*Given entries*.
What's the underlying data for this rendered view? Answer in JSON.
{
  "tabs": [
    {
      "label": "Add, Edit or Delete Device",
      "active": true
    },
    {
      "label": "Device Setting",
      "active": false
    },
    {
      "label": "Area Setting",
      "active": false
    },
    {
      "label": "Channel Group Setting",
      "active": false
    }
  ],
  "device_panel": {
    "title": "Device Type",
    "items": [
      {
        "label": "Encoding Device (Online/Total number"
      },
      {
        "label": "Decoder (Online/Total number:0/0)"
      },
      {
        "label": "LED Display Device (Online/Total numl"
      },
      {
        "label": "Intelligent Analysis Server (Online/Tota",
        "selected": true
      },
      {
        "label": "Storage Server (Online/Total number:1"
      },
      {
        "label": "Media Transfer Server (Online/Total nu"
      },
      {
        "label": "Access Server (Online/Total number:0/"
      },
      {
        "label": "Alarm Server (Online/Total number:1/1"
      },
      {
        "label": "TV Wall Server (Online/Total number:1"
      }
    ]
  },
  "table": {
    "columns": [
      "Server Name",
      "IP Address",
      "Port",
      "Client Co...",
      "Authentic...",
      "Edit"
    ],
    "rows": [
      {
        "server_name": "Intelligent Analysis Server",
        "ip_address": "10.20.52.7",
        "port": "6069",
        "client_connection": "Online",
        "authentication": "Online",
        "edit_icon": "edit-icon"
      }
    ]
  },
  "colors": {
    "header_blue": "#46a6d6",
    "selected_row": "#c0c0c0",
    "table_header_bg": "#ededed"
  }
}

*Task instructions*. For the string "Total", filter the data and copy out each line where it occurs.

*Exercise solution*.
        "label": "Encoding Device (Online/Total number"
        "label": "Decoder (Online/Total number:0/0)"
        "label": "LED Display Device (Online/Total numl"
        "label": "Storage Server (Online/Total number:1"
        "label": "Media Transfer Server (Online/Total nu"
        "label": "Access Server (Online/Total number:0/"
        "label": "Alarm Server (Online/Total number:1/1"
        "label": "TV Wall Server (Online/Total number:1"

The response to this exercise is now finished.